3 Elite Dividends to Buy for 2023

Top dividend stocks have risen to the occasion during the market downturn and provided investors superior returns while padding their investment accounts with some extra cash.

Three great examples are PepsiCo (PEP)Colgate-Palmolive (CL), and Procter & Gamble (PG). All have significantly outperformed the S&P 500 index. These companies have solid financials, earn regular sales at grocery stores, and have at least a 50-year streak of growing dividends to shareholders — earning them the coveted label of Dividend King.

Here's why these elite payers would make great additions to your portfolio in the new year.


Despite its namesake brand, PepsiCo is more of a snack food business than a maker of sugary sodas. Food accounts for 55% of annual sales, with beverages making up the balance.

While sales volume across the business has been roughly flat over the past year due to high inflation, the company is generating strong growth through price increases. Third-quarter revenue advanced 16% year over year, excluding the impact of foreign currency, acquisitions, and divestments. 

The strong growth in revenue and profits, along with PepsiCo's 50-year record of raising its dividend, has kept the stock above water while the rest of the market has tanked. 

PepsiCo increased its dividend by 7% in 2022. The company generated $6.4 billion in free cash flow on $83 billion of revenue over the last four quarters. And it paid out 95% of its free cash flow in dividends, bringing the current dividend yield to 2.49%.

Despite higher inflation and other macroeconomic headwinds impacting consumer spending, PepsiCo continued to see double-digit growth at restaurants, convenience stores, and gas stations. 

PepsiCo benefits from its brand power, marketing, and vast distribution network. Even in a slow economy, the company can maintain stable sales volume thanks to commanding lots of shelf space and selling relatively affordable products that tend to generate impulse purchase decisions at the checkout counter.

It's these qualities that make PepsiCo a solid, long-term investment.


Colgate-Palmolive (CL) is home to many brands that people use every day, from Colgate toothpaste to cleaning and pet products.

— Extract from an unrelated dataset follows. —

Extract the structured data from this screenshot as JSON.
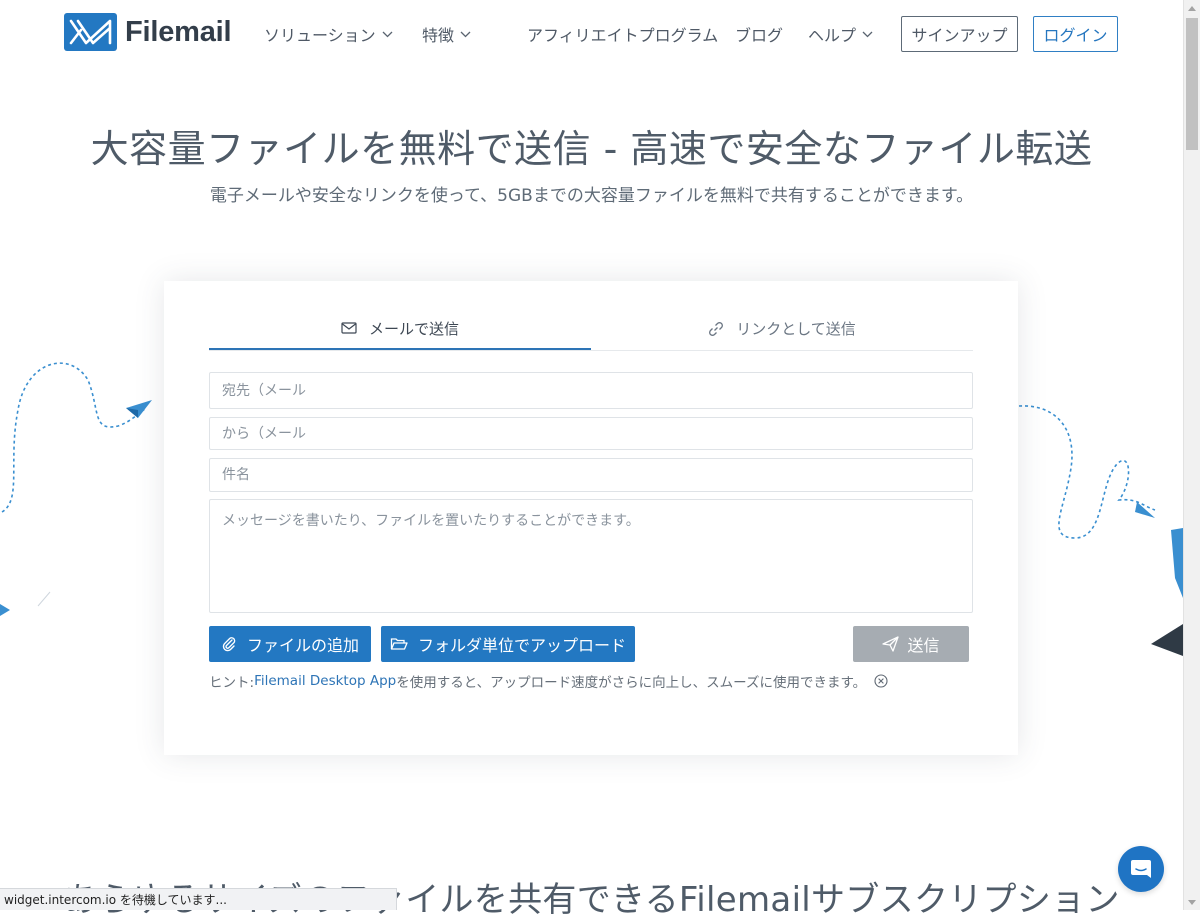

The high volume of sales at the grocery store has translated to a long dividend record dating back 127 years. The company has raised its dividend 59 consecutive years, and the pricing power that its brands command on store shelves should lead to many more years of income for shareholders.

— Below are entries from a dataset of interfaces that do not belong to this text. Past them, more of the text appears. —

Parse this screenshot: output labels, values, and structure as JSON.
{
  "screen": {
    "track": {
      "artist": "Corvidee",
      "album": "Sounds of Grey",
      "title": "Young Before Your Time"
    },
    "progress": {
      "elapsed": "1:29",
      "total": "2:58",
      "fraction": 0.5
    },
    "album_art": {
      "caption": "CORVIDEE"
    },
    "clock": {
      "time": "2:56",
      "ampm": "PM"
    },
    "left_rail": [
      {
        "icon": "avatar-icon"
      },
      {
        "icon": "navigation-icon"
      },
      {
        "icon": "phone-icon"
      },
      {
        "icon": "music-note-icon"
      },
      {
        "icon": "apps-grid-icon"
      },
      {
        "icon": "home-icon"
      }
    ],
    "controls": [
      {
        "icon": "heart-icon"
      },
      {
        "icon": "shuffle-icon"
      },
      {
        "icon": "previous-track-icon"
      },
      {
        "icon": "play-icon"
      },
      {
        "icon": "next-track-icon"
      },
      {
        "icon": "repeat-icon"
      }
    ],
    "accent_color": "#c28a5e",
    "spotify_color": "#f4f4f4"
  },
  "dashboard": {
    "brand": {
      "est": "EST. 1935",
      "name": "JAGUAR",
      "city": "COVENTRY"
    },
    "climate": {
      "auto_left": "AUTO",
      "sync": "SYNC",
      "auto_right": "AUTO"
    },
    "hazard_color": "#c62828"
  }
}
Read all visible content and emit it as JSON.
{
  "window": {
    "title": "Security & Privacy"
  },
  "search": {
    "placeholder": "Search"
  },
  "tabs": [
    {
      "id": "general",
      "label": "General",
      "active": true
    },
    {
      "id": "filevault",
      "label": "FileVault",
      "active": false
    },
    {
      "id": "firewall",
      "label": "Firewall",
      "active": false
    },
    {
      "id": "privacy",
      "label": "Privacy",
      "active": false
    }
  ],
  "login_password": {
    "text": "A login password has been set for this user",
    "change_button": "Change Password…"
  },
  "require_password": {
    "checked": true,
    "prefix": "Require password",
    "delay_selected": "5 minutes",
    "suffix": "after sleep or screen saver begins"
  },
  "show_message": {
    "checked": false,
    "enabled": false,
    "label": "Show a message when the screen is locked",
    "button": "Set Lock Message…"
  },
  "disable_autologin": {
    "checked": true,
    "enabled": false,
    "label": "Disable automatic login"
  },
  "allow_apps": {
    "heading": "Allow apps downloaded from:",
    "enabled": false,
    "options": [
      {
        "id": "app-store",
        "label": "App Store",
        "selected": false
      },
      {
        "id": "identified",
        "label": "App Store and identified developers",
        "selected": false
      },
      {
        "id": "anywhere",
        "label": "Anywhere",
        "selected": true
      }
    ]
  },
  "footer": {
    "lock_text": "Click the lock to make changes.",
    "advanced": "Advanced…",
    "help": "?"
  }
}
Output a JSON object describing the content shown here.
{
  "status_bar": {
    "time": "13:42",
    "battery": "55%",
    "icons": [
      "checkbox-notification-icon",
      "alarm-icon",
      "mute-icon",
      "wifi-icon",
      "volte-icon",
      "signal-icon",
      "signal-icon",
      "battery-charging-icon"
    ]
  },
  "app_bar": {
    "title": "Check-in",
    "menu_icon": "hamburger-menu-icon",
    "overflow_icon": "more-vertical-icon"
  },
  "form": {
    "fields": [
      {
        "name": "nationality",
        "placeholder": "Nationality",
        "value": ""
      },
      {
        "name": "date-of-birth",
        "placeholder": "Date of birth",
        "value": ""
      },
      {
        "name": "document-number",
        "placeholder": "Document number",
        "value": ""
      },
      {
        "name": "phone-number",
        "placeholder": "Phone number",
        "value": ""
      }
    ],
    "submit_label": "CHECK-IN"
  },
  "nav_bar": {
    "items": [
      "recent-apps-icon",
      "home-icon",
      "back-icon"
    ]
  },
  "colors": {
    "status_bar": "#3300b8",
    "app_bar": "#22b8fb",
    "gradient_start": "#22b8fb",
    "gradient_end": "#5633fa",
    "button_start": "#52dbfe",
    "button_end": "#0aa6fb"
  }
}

It's these qualities that explain why the stock has dropped only 6% over the last 12 months, outperforming the S&P 500's loss of about 20%. 

While Colgate-Palmolive has wrestled with the same economic headwinds as PepsiCo, sales growth has remained solid thanks to price increases. The company reported adjusted sales growth of 7% year over year in the third quarter, with higher prices offsetting a 4.5% decline in sales volume. This marked the 15th consecutive quarter of growth at or above management's targeted range of between 3% to 5%. 

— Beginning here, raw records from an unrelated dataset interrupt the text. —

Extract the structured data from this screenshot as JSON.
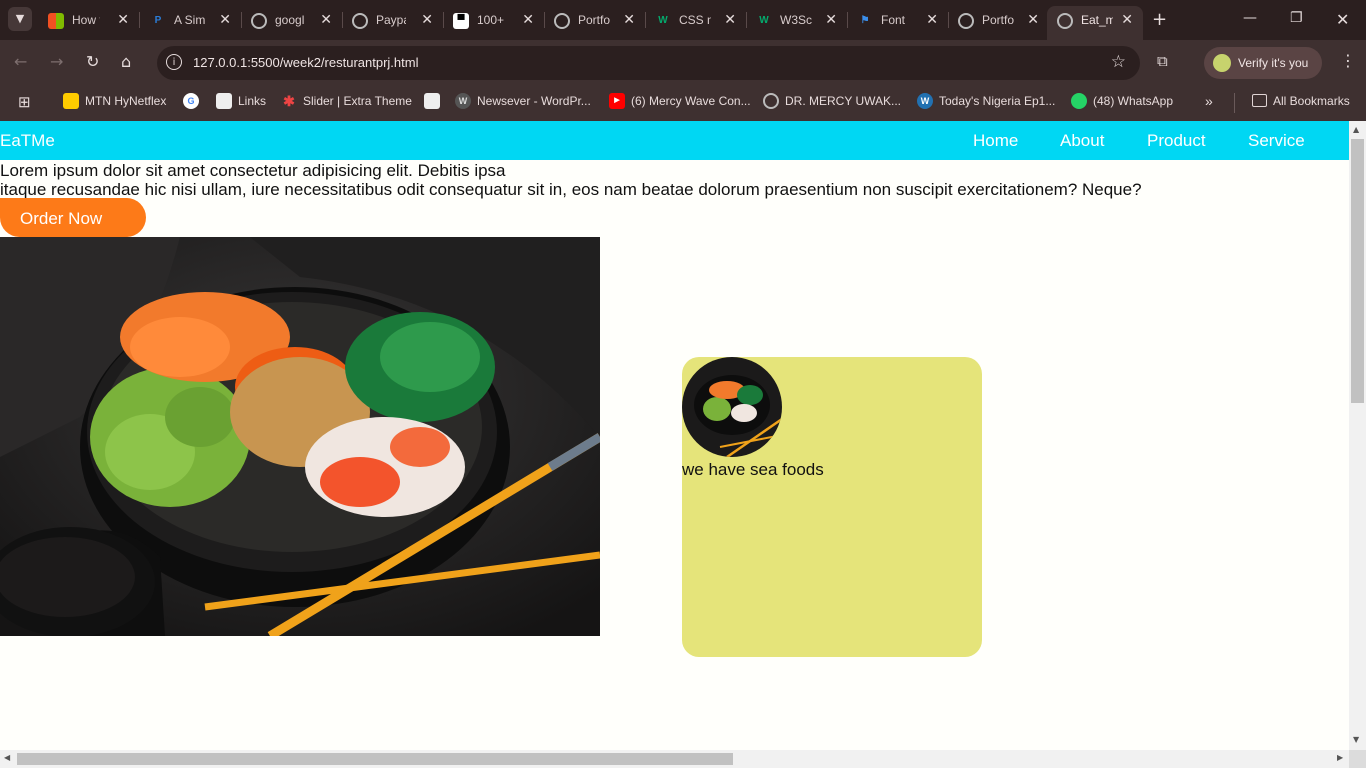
{
  "browser": {
    "tabs": [
      {
        "title": "How t",
        "icon": "microsoft-icon"
      },
      {
        "title": "A Sim",
        "icon": "paypal-icon"
      },
      {
        "title": "googl",
        "icon": "globe-icon"
      },
      {
        "title": "Paypa",
        "icon": "globe-icon"
      },
      {
        "title": "100+",
        "icon": "unsplash-icon"
      },
      {
        "title": "Portfo",
        "icon": "globe-icon"
      },
      {
        "title": "CSS n",
        "icon": "w3schools-icon"
      },
      {
        "title": "W3Sc",
        "icon": "w3schools-icon"
      },
      {
        "title": "Font",
        "icon": "flag-icon"
      },
      {
        "title": "Portfo",
        "icon": "globe-icon"
      },
      {
        "title": "Eat_m",
        "icon": "globe-icon",
        "active": true
      }
    ],
    "url": "127.0.0.1:5500/week2/resturantprj.html",
    "profile_label": "Verify it's you",
    "bookmarks": [
      {
        "label": "MTN HyNetflex",
        "icon": "mtn-icon"
      },
      {
        "label": "",
        "icon": "google-icon"
      },
      {
        "label": "Links",
        "icon": "doc-icon"
      },
      {
        "label": "Slider | Extra Theme",
        "icon": "star-icon"
      },
      {
        "label": "",
        "icon": "doc-icon"
      },
      {
        "label": "Newsever - WordPr...",
        "icon": "wordpress-icon"
      },
      {
        "label": "(6) Mercy Wave Con...",
        "icon": "youtube-icon"
      },
      {
        "label": "DR. MERCY UWAK...",
        "icon": "globe-icon"
      },
      {
        "label": "Today's Nigeria Ep1...",
        "icon": "wordpress-icon"
      },
      {
        "label": "(48) WhatsApp",
        "icon": "whatsapp-icon"
      }
    ],
    "all_bookmarks_label": "All Bookmarks"
  },
  "page": {
    "brand": "EaTMe",
    "nav": [
      "Home",
      "About",
      "Product",
      "Service"
    ],
    "lead_line1": "Lorem ipsum dolor sit amet consectetur adipisicing elit. Debitis ipsa",
    "lead_line2": "itaque recusandae hic nisi ullam, iure necessitatibus odit consequatur sit in, eos nam beatae dolorum praesentium non suscipit exercitationem? Neque?",
    "order_button": "Order Now",
    "card_text": "we have sea foods"
  },
  "colors": {
    "navbar": "#00d7f3",
    "order_button": "#fd7a18",
    "card": "#e5e47a",
    "chrome_dark": "#2b1f1f",
    "chrome_toolbar": "#3e3030"
  }
}
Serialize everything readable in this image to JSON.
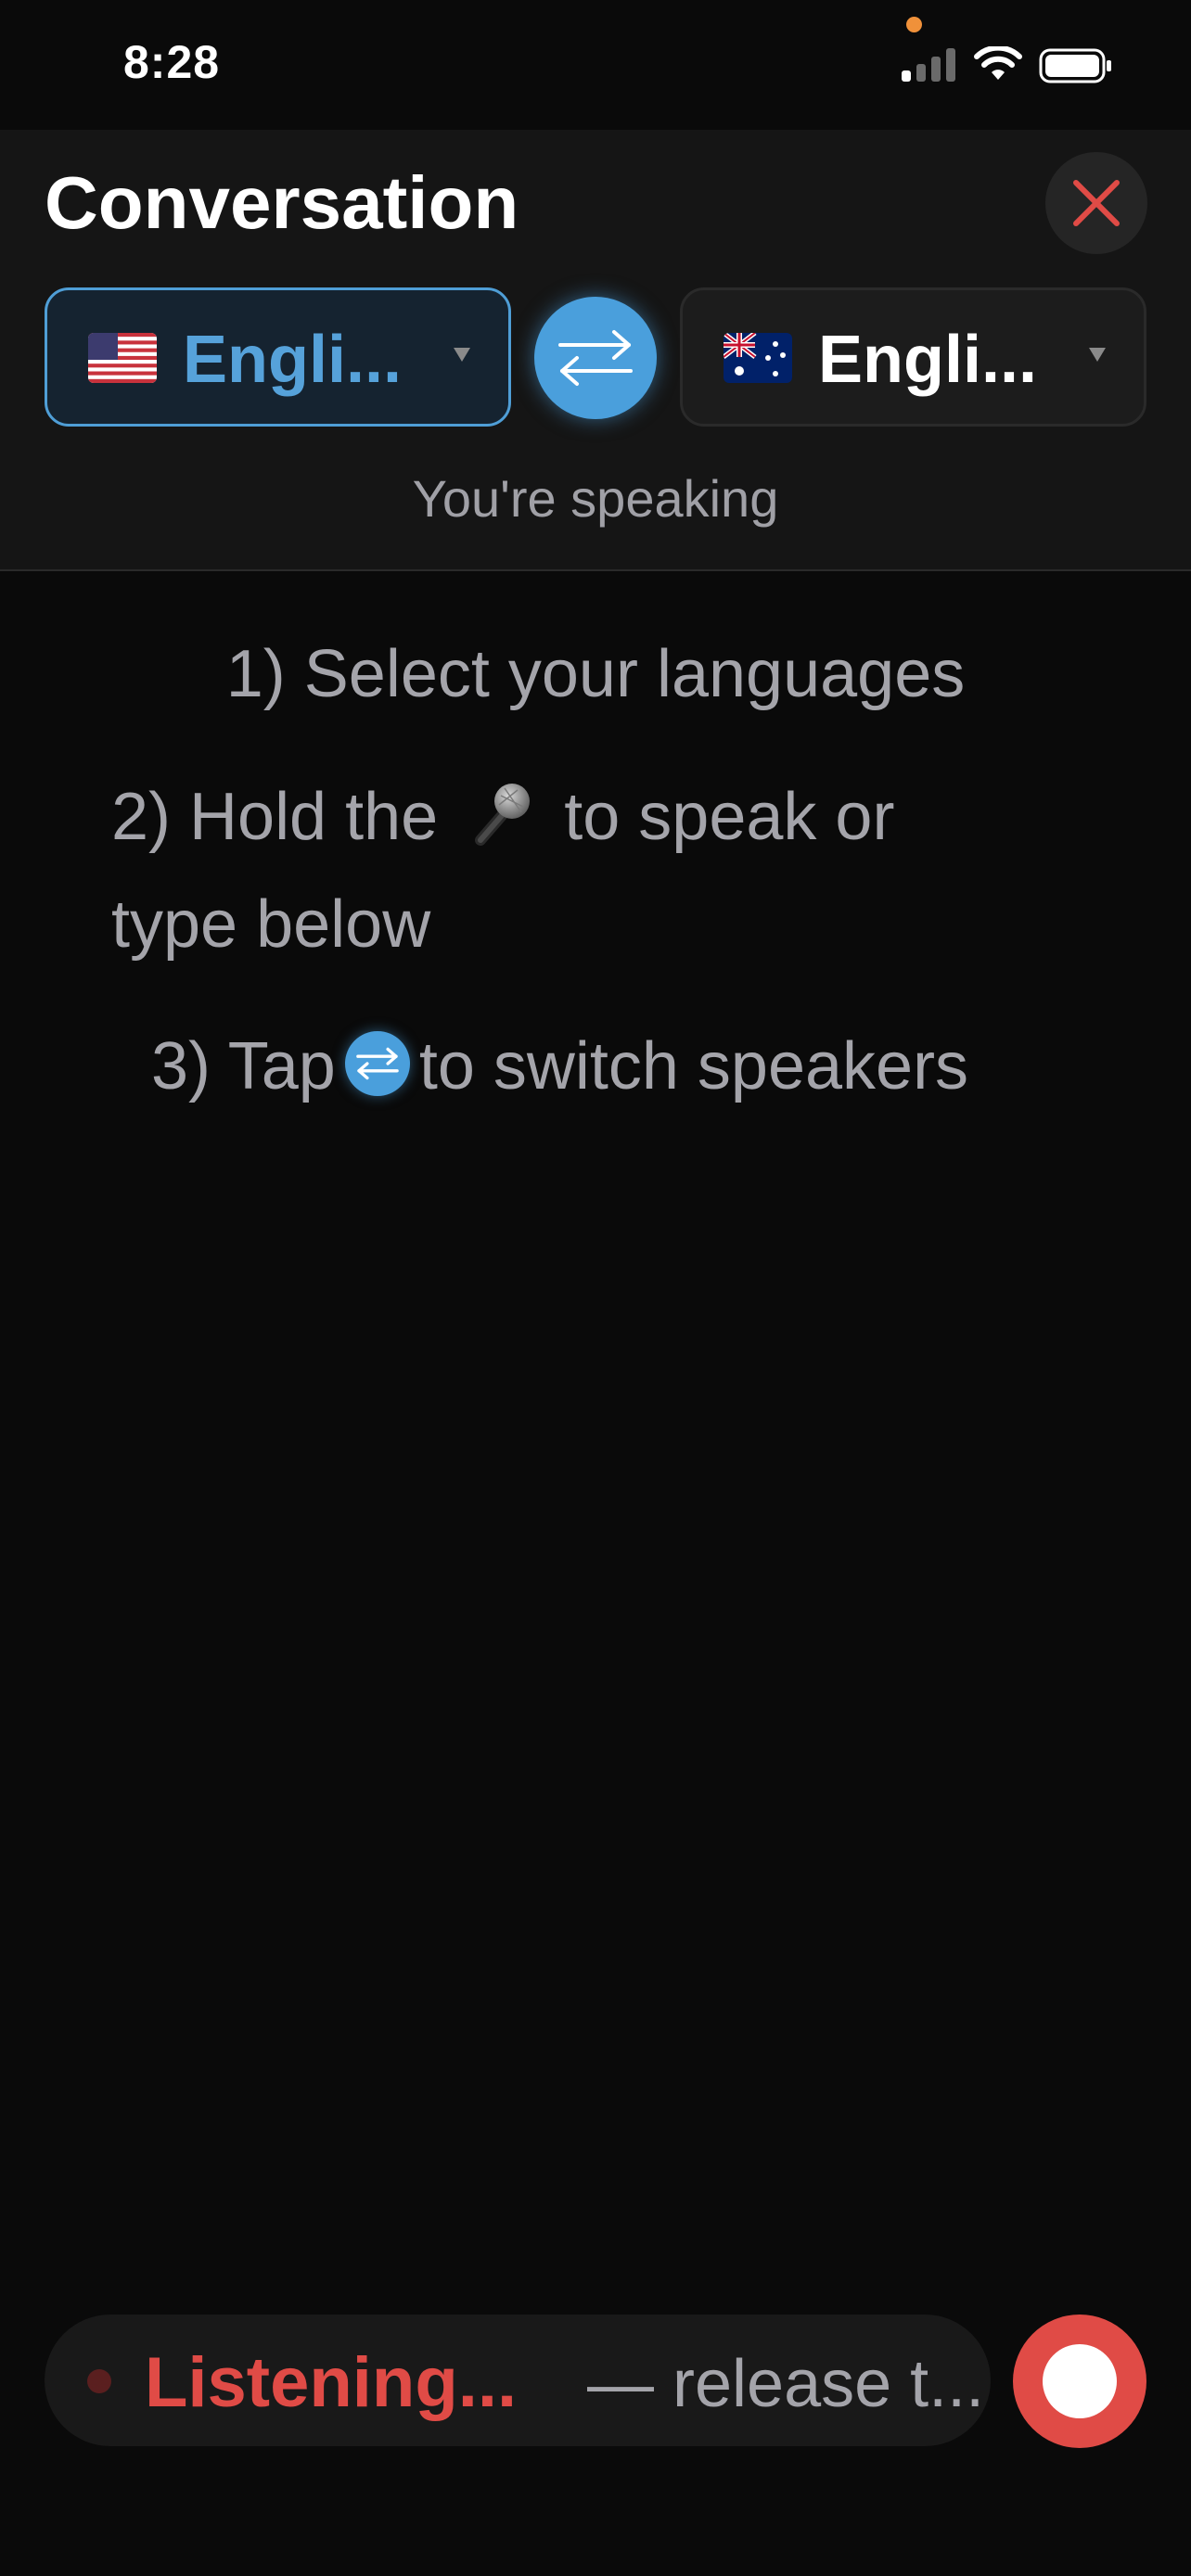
{
  "status_bar": {
    "time": "8:28",
    "icons": [
      "cellular-signal-icon",
      "wifi-icon",
      "battery-icon"
    ]
  },
  "header": {
    "title": "Conversation",
    "close_icon": "close-icon",
    "source_language": {
      "flag_icon": "us-flag-icon",
      "label": "Engli...",
      "selected": true
    },
    "target_language": {
      "flag_icon": "au-flag-icon",
      "label": "Engli..."
    },
    "swap_icon": "swap-arrows-icon",
    "speaking_status": "You're speaking"
  },
  "instructions": {
    "step1": "1) Select your languages",
    "step2_before": "2) Hold the",
    "step2_after": "to speak or",
    "step2_line2": "type below",
    "step3_before": "3) Tap",
    "step3_after": "to switch speakers"
  },
  "bottom_bar": {
    "listening_label": "Listening...",
    "release_hint": "— release t...",
    "record_icon": "record-button-icon"
  },
  "colors": {
    "accent_blue": "#4a9fdc",
    "record_red": "#e04b46",
    "background": "#0a0a0a",
    "panel": "#151515"
  }
}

Management is focused on investing in new categories that should be able to drive higher growth. Given its record of achieving either a No. 1 or No. 2 position in market share across its key categories of oral care, pet nutrition, and personal care products, investors should feel confident in Colgate's potential for further growth. 

Most importantly, it's good to see Colgate retaining its position as the leading toothpaste brand with a nearly 40% share of the market even in a high inflationary environment. It's clear that consumers are sticking with their preferred brand of toothpaste and not trading down to a cheaper product.

Colgate has certainly lived up to its billing as a top defensive stock for a market downturn. It generated $2.3 billion of free cash flow on $17.7 billion of revenue over the last four quarters. It paid out 73% of this cash flow in dividends, bringing the dividend yield to 2.35%.

Procter & Gamble

No matter what is happening in the markets or economy, people need to wash their clothes and clean house, and that is why Procter & Gamble has raised its dividend for 66 consecutive years. 

Management has spent the last several years cutting its large brand portfolio in half. It now operates a total of about 65 brands across 10 categories. These include Pampers, Tide, Gillette, Dawn, and Crest; all are competitive in their respective markets and generate high margins. 

As the company trimmed its brand portfolio, it got the intended result. Over the past five years, annual sales have grown from $67 billion to $80 billion, while adjusted earnings per share have risen an average of 6.6% annually.

Management's focus on continuing to improve its supply chain efficiency and invest in products where innovation and performance drive purchasing decisions positions the company well for further growth. 

Investors appear pleased. The stock has outperformed the S&P 500 over the last one- and five-year periods.

Procter & Gamble generally pays out about two-thirds of its free cash flow in dividends — and thanks to solid growth, the company raised its dividend by 5% in 2022.

With management aiming to grow the business somewhat faster than the industry average of 2.5% to 3% across the markets it operates in, shareholders can count on many more years of growth and dividend increases.

Originally published on Fool.com

John Ballard has no position in any of the stocks mentioned. The Motley Fool has no position in any of the stocks mentioned. The Motley Fool has a disclosure policy.